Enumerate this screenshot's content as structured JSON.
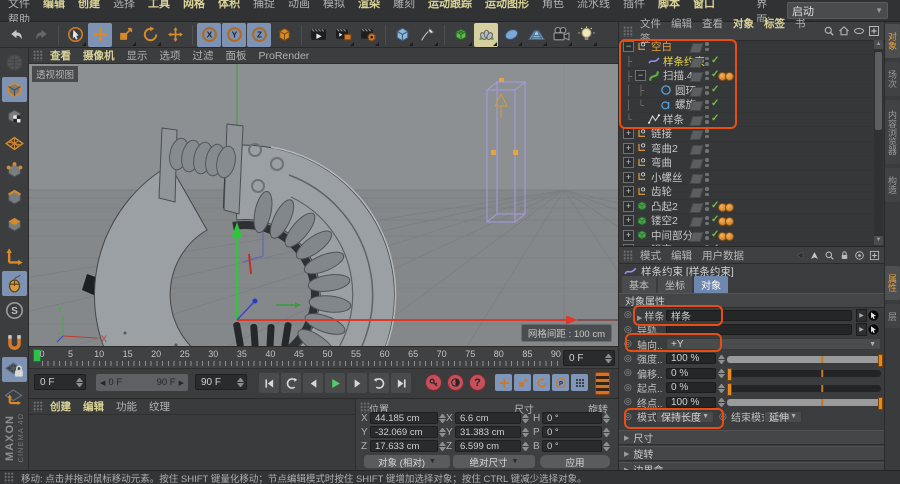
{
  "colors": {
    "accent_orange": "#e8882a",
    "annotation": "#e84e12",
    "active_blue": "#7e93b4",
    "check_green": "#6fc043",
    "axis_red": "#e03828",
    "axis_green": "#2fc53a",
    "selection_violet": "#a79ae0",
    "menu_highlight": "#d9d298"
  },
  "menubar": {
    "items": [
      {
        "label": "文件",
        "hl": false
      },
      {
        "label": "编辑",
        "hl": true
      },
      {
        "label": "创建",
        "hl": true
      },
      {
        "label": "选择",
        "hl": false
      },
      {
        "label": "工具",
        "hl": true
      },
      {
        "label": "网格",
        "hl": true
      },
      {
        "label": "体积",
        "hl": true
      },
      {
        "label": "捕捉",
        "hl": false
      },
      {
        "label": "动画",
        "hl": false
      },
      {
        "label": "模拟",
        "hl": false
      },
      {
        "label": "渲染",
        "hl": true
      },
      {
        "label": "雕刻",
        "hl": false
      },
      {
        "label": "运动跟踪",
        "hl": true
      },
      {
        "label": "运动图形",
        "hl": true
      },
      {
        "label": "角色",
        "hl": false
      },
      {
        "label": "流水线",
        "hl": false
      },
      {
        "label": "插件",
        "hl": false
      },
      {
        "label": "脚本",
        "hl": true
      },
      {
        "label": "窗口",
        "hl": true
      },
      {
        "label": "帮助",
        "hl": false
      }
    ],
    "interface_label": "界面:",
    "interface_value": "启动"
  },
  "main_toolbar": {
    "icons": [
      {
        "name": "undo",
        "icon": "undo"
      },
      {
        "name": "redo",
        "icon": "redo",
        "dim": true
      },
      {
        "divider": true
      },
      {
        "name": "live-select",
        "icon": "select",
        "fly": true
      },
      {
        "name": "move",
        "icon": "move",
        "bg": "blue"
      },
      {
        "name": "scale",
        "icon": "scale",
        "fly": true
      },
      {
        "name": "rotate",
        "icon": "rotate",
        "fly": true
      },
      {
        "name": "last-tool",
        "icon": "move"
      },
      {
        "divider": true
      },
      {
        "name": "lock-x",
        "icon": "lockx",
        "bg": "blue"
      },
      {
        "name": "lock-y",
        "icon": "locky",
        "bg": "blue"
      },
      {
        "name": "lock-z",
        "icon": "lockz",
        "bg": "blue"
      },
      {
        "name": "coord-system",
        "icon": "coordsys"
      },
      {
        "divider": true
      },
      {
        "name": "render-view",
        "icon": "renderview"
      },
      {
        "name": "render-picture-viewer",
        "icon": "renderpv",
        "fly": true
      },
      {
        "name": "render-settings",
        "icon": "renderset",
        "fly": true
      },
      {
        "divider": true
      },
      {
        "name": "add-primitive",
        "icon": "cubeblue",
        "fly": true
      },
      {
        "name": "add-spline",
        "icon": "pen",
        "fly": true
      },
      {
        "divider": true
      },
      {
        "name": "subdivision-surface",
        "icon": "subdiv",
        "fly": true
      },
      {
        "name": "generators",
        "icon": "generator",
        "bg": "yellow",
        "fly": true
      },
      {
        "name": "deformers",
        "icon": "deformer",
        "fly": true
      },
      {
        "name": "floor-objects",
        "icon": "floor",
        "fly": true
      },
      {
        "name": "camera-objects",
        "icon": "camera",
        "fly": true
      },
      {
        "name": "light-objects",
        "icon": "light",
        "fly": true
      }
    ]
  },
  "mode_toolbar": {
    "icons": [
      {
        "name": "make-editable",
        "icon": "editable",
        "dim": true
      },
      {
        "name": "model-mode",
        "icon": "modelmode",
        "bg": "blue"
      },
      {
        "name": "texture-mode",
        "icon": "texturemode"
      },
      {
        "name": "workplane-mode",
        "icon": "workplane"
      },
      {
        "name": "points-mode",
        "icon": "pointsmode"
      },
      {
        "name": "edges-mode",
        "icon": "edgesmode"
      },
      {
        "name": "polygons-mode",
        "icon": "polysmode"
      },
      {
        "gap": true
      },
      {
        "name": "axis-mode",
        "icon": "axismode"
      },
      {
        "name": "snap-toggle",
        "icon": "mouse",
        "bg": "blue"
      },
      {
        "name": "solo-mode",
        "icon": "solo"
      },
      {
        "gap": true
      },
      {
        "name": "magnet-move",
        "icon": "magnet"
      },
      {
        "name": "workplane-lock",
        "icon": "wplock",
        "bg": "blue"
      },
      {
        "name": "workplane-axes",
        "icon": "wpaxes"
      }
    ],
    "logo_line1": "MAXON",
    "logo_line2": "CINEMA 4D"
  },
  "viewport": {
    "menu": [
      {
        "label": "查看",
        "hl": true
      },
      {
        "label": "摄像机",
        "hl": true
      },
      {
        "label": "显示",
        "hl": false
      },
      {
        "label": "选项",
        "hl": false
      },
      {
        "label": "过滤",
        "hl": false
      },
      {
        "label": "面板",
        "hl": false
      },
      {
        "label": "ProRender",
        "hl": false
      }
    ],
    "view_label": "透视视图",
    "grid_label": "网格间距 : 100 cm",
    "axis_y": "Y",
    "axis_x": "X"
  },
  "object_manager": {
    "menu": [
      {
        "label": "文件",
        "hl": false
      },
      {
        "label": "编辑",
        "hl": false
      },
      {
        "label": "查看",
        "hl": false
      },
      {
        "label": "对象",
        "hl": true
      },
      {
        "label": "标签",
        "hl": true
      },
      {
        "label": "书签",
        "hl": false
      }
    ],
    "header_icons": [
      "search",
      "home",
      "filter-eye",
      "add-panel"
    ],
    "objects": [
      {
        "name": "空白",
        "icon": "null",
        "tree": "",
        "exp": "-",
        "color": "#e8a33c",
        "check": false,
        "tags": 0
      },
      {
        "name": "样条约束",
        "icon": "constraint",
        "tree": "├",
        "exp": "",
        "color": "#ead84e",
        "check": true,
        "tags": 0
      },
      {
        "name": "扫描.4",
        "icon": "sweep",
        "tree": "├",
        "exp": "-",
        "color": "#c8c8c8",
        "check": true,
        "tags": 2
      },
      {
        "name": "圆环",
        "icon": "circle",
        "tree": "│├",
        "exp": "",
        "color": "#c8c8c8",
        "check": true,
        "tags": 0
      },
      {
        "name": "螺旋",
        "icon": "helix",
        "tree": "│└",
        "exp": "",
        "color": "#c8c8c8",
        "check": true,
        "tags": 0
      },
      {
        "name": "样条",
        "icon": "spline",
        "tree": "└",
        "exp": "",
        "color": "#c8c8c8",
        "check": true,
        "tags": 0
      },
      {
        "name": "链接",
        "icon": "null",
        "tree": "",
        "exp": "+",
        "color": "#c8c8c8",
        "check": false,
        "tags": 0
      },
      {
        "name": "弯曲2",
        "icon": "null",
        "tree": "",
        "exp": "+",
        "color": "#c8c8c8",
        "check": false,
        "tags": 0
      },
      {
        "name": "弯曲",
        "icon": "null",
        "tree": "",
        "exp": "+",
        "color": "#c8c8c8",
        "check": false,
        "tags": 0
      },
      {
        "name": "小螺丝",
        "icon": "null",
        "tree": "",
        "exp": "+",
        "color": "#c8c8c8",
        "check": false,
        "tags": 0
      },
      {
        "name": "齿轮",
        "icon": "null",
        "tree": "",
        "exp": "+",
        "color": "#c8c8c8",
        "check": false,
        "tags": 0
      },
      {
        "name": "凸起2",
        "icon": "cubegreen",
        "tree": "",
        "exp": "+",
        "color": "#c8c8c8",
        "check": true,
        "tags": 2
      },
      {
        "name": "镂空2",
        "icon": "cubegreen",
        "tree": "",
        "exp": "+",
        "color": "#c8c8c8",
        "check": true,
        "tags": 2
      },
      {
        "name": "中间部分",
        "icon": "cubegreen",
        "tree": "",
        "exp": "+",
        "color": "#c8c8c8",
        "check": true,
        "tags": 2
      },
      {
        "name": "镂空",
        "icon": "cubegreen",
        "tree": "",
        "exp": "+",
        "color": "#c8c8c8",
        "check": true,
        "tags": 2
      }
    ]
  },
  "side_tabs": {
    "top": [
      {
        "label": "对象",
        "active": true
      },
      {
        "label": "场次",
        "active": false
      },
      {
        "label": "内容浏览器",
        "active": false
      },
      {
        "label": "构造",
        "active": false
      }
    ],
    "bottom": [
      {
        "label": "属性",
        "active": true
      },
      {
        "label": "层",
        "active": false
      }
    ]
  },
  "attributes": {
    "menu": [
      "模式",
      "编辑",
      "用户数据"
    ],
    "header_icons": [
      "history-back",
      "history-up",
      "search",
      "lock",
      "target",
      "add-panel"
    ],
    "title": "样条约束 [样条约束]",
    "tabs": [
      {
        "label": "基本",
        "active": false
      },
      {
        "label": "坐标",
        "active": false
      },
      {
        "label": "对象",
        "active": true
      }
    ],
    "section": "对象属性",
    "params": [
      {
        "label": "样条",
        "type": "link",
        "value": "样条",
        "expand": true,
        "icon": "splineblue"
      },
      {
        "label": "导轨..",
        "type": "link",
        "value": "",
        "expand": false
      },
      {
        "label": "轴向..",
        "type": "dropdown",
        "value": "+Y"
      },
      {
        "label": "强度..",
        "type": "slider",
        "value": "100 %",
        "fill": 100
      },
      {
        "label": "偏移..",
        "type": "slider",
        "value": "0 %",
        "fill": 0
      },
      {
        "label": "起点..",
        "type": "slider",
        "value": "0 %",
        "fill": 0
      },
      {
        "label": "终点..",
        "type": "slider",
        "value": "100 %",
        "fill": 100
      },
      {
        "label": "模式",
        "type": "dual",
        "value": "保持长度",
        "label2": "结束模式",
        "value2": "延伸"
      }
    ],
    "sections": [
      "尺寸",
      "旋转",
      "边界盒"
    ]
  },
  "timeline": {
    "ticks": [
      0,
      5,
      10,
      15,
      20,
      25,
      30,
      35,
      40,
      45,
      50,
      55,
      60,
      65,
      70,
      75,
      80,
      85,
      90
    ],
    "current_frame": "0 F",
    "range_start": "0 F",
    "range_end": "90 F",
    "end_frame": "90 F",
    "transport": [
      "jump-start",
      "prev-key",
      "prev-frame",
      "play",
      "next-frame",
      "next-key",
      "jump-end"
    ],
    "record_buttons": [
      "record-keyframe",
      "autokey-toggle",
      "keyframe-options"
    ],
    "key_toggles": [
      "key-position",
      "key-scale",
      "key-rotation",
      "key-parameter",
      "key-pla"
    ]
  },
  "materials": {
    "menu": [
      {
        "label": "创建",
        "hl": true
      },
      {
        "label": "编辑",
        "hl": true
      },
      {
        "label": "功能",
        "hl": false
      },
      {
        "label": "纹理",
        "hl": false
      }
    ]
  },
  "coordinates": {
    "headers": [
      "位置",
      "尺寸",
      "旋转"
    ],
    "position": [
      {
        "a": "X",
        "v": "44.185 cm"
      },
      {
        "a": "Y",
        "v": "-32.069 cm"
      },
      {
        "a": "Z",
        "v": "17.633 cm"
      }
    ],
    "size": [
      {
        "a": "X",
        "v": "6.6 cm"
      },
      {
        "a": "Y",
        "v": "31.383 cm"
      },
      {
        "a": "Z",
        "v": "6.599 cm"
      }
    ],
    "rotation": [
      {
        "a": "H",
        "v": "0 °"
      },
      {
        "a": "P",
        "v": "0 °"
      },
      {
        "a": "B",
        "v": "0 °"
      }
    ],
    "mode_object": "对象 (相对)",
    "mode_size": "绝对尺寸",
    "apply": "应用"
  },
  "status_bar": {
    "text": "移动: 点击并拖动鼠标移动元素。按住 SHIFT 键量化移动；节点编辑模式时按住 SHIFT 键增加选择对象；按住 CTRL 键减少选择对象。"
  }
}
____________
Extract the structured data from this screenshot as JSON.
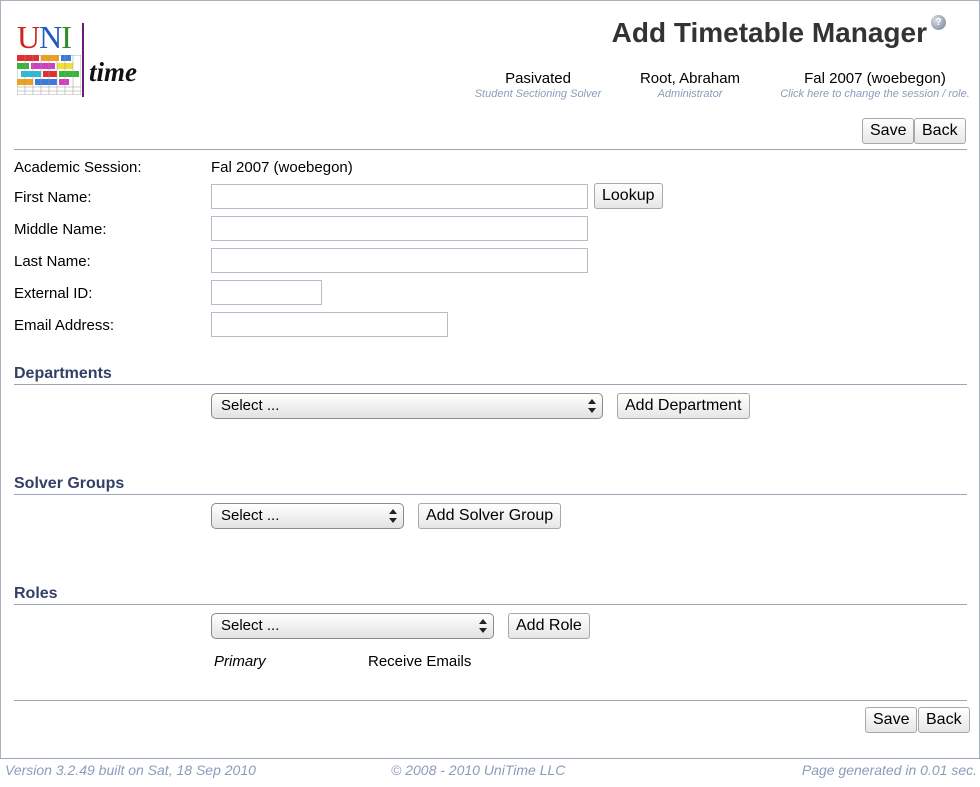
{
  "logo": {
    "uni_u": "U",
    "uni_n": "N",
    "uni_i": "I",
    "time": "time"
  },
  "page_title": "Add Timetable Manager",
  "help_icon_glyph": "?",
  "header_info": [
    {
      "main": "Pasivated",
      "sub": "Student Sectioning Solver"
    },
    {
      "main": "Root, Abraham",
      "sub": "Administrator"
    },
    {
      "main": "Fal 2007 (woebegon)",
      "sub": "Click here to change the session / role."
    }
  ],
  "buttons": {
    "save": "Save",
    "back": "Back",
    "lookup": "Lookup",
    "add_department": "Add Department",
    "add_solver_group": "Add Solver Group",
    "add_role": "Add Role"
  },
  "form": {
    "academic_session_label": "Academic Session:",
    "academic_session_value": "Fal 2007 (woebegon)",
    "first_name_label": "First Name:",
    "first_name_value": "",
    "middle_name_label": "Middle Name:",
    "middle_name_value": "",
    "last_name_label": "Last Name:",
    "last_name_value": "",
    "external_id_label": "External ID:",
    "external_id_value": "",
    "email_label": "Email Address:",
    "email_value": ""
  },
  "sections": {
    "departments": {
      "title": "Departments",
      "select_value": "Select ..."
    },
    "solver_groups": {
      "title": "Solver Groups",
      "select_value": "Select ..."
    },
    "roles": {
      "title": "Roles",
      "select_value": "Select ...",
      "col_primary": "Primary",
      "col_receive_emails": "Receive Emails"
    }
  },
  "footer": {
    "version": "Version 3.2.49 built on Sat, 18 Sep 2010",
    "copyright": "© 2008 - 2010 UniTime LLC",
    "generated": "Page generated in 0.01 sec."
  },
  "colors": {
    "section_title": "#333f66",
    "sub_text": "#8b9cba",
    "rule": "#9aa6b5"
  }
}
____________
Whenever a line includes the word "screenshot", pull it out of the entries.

Enumerate this screenshot's content as structured JSON.
Extract the structured data from this screenshot as JSON.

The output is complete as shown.